Students will identify a threatened coastal city and conduct research to learn more about its landscape and how people there have dealt with flooding in the past. They will draw plans and/or write a proposal identifying ways the city can prevent flooding in the future.

PROCESS:

  1. As a class, discuss reasons why rising sea levels are a threat to coastal areas. Then have students review the article to summarize what different cities are doing to deal with the problem. 
  2. Discuss the merits of each approach. Challenge students to explain why the same idea will not work in every location. Discuss how studying the landscape and history of an area allows engineers and architects to find the best solution. 
  3. Have students select one threatened coastal city. Instruct them to conduct research to learn about the city's landscape and how people in the area have dealt with flooding in the past. Then challenge students to identify what they think would be the best way for the city to deal with rising water levels in the future. Encourage students to draw plans and/or write a proposal about their ideas.

ASSESSMENT: 

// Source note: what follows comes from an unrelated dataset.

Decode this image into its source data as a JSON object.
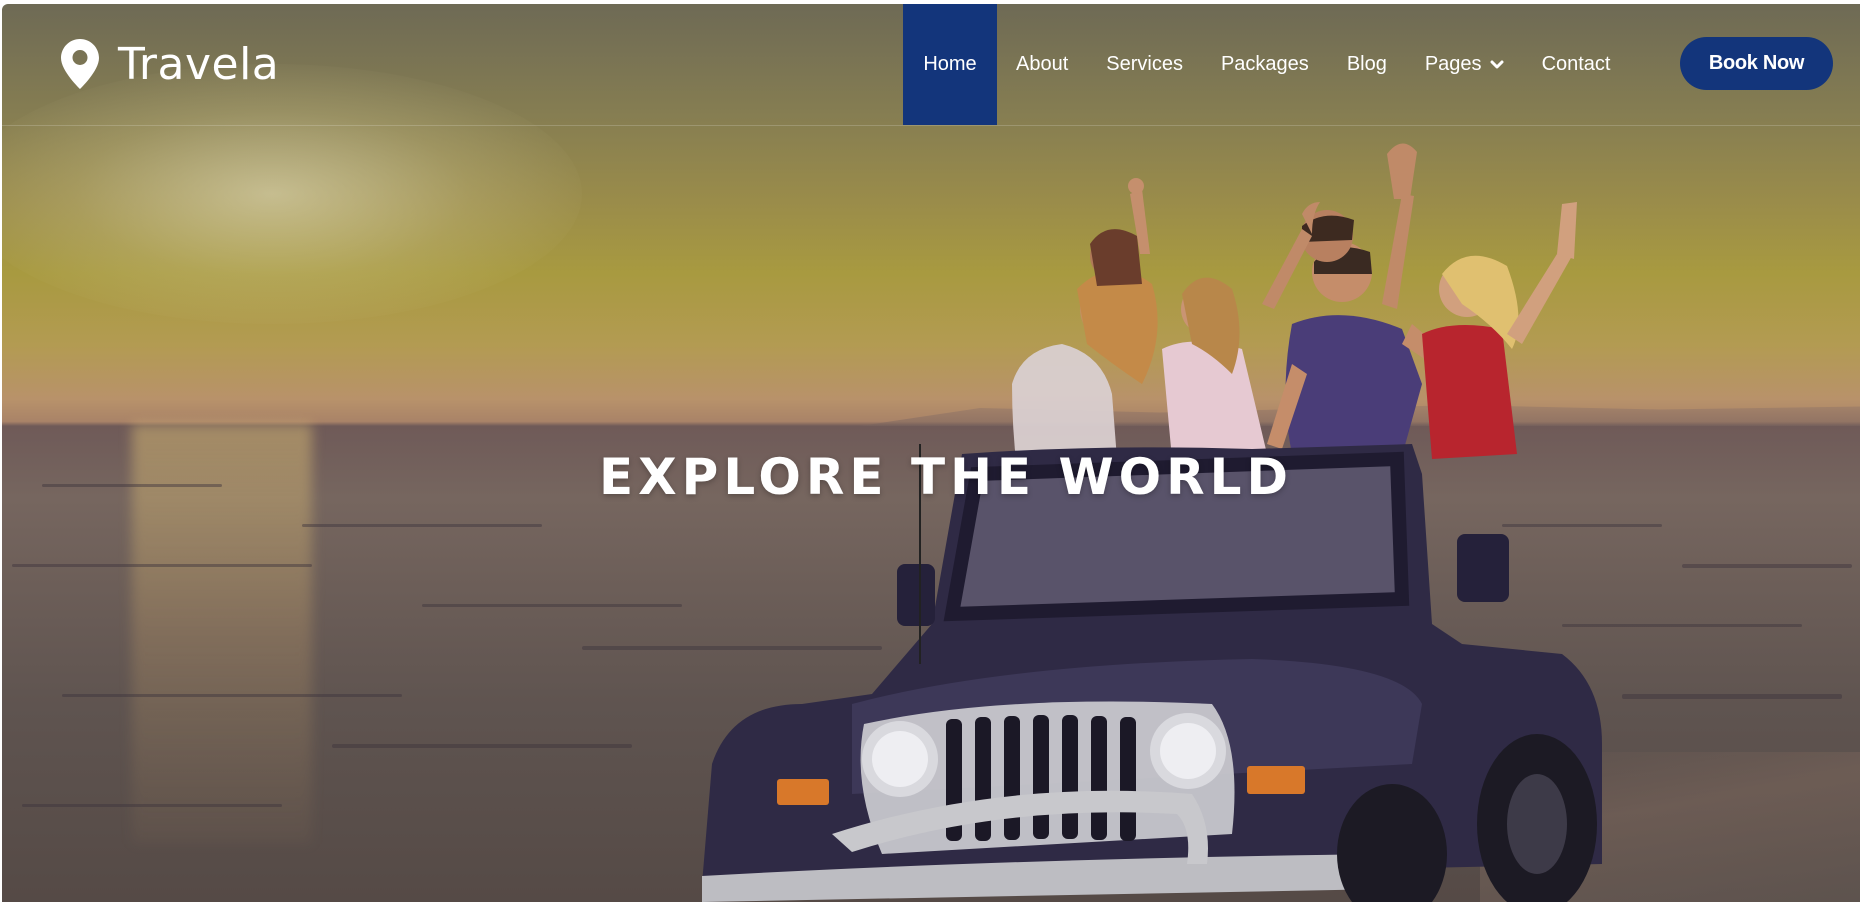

Invite students to share their ideas with the class. Encourage classmates to discuss the merit of each solution. Challenge them to identify evidence in the area's landscape or history to explain why they think their proposed solution will work.
 

CUSTOMIZE THE LESSON:     
 

Grades 3-4:
As a class, select one threatened coastal city. Have students conduct research in small groups to learn about the city. Rejoin as a class to share the results. Brainstorm ideas to identify a solution to the city's flooding problem. Encourage each student to draw a picture of his or her proposed solution.
 
Grades 5-6:
As a class, select one threatened coastal city. Then divide the class into small groups. Instruct each group to conduct research to learn about the city. Tell students to pay particular attention to the area's landscape and how people there have attempted to deal with flooding in the past. Challenge each group to identify a solution for the city's flooding problem. Encourage them to draw detailed plans of their ideas. Compare and contrast the results.
 
Grades 7-8: 
Divide the class into small groups. Instruct each group to select one threatened coastal city. There can be repeats. Have groups conduct research to learn about their cities. Remind them to pay particular attention to the area's landscape and how people there have attempted to deal with flooding in the past. Challenge each group to identify a solution for their city's flooding problem. Instruct them to draw detailed plans and write a proposal outlining their ideas.
 
Grades 9-10:
Divide the class into pairs. Instruct partners to select one threatened coastal city. There can be repeats. Have students conduct research to learn about their cities, including landscape issues that can impact flooding and how people there have attempted to deal with flooding in the past. Challenge pairs to identify one way the city can adapt to rising water levels and one way it can defend itself against future flooding. Instruct students to draw detailed plans and write a proposal outlining their ideas.